The way for Star Trek, unfortunately, is "forward into the past." They need to go to a format -- movies of the week, miniseries, direct to DVD, web downloads -- that allows stand-alone stories. Then they need to open the franchise to writers, directors and actors who have stories they want to tell. Let there be a "David Lynch Star Trek," tell the story of Spock's childhood, tell an all-Klingon story full of violence and drama, revisit the "Mirror, Mirror" universe. It's a chance for people to add yet more texture to the legacy. It's an opportunity to play with the assumptions and conventions of Star Trek.

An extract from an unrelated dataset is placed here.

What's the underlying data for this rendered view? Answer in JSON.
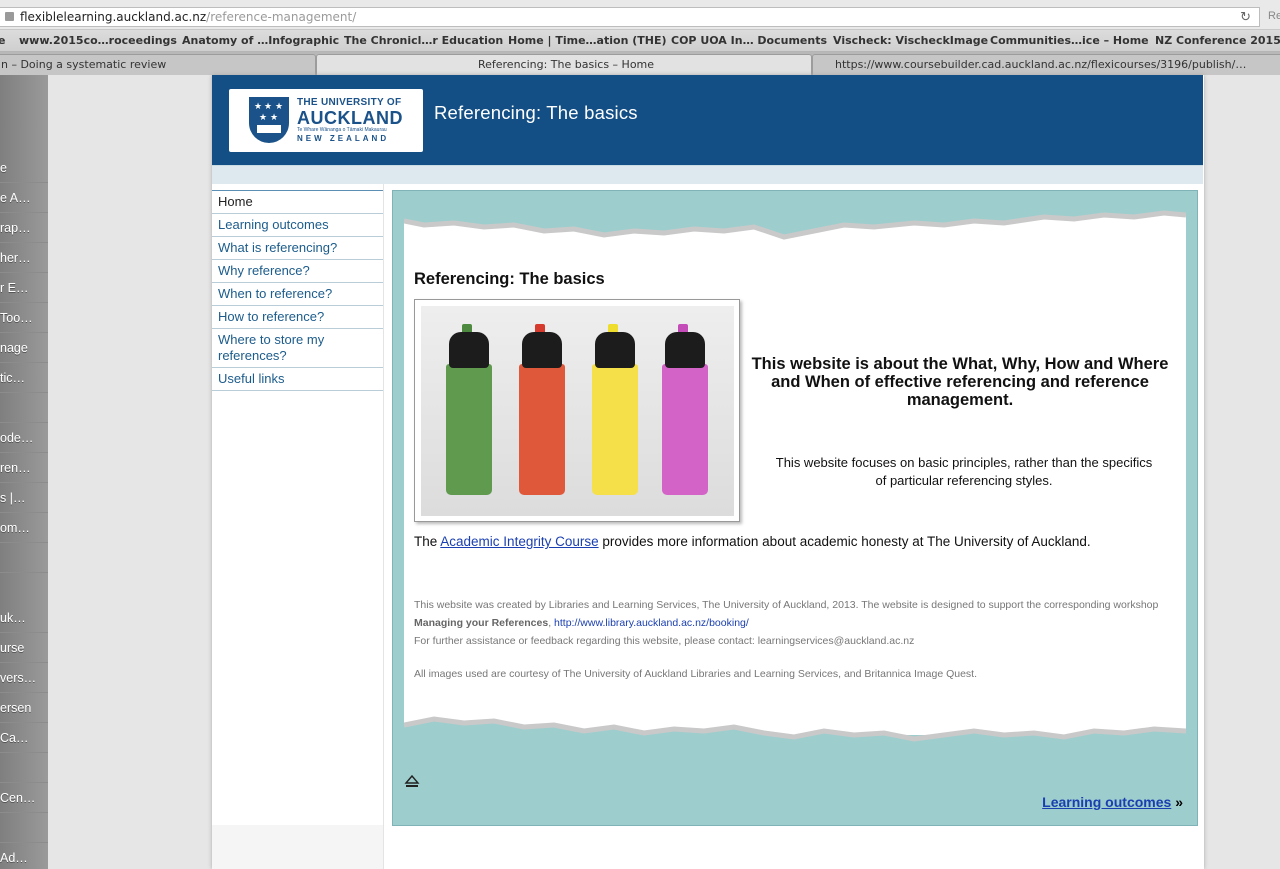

The possibilities are enormous, but ultimately limited. The galaxy is vast, yes, but still a finite place. Even in Star Trek. I think the "ship and crew" thing is played out, at least as the franchise is handling it. Science has opened up whole new possibilities that the original series, and early TNG, have now locked out. Star Trek is no longer a likely future, just a quaint idea of what could have been, like Fifties' sci-fi with its needle-shaped rockets, BEMs, evil scientists and room-sized banks of computers.

Part of the problem is that science has out-stripped the imaginations of most Hollywood writers. The world a mere fifty years from now is not imaginable today, as the world of 1950 was to writers like H.G. Wells. Even professional science fiction writers today have a hard time trying to create a possible future farther than a mere twenty years down the road. Opening Star Trek to people who can create really outlandish stories ideas is good, but the franchise is locked into a vision that precludes most of them.

Star Trek needs to go away. Possibly forever. It's Final Frontier optimism speaks for itself. It's time for another view to come along. It's likely going to be dystopian right now, as that seems to be the cultural zeitgeist, but sooner or later the pendulum swings back. Another generation will find a way to speak to the future. Don't block them with old ideas taking away the production money.
Headlines You Don't Expect

"Vandals Burn Swedish Christmas Goat, Again."

Link via the NSFW Fark.

INSTANT UPDATE: More Fark goodness! Missed the movie Serenity? No problem. Now you can see the condensed version, with puppets!